Output every entry exactly as written, skipping any pictures.
*** Begin section ***
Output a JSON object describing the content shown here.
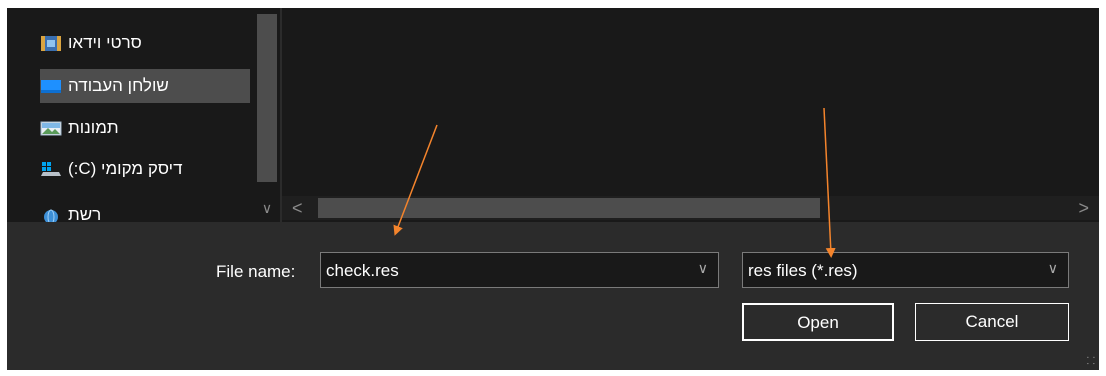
{
  "nav": {
    "items": [
      {
        "label": "סרטי וידאו",
        "icon": "videos-folder-icon"
      },
      {
        "label": "שולחן העבודה",
        "icon": "desktop-folder-icon"
      },
      {
        "label": "תמונות",
        "icon": "pictures-folder-icon"
      },
      {
        "label": "דיסק מקומי (C:)",
        "icon": "local-disk-icon"
      },
      {
        "label": "רשת",
        "icon": "network-icon"
      }
    ]
  },
  "scroll": {
    "left_arrow": "<",
    "right_arrow": ">",
    "down_arrow": "∨"
  },
  "footer": {
    "filename_label": "File name:",
    "filename_value": "check.res",
    "filetype_value": "res files (*.res)",
    "open_label": "Open",
    "cancel_label": "Cancel"
  },
  "colors": {
    "annotation_arrow": "#f4842c",
    "dialog_bg": "#191919",
    "panel_bg": "#2b2b2b"
  }
}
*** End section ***
## Solution to this exercise
Output a JSON object describing the content shown here.
{
  "nav": {
    "items": [
      {
        "label": "סרטי וידאו",
        "icon": "videos-folder-icon"
      },
      {
        "label": "שולחן העבודה",
        "icon": "desktop-folder-icon"
      },
      {
        "label": "תמונות",
        "icon": "pictures-folder-icon"
      },
      {
        "label": "דיסק מקומי (C:)",
        "icon": "local-disk-icon"
      },
      {
        "label": "רשת",
        "icon": "network-icon"
      }
    ]
  },
  "scroll": {
    "left_arrow": "<",
    "right_arrow": ">",
    "down_arrow": "∨"
  },
  "footer": {
    "filename_label": "File name:",
    "filename_value": "check.res",
    "filetype_value": "res files (*.res)",
    "open_label": "Open",
    "cancel_label": "Cancel"
  },
  "colors": {
    "annotation_arrow": "#f4842c",
    "dialog_bg": "#191919",
    "panel_bg": "#2b2b2b"
  }
}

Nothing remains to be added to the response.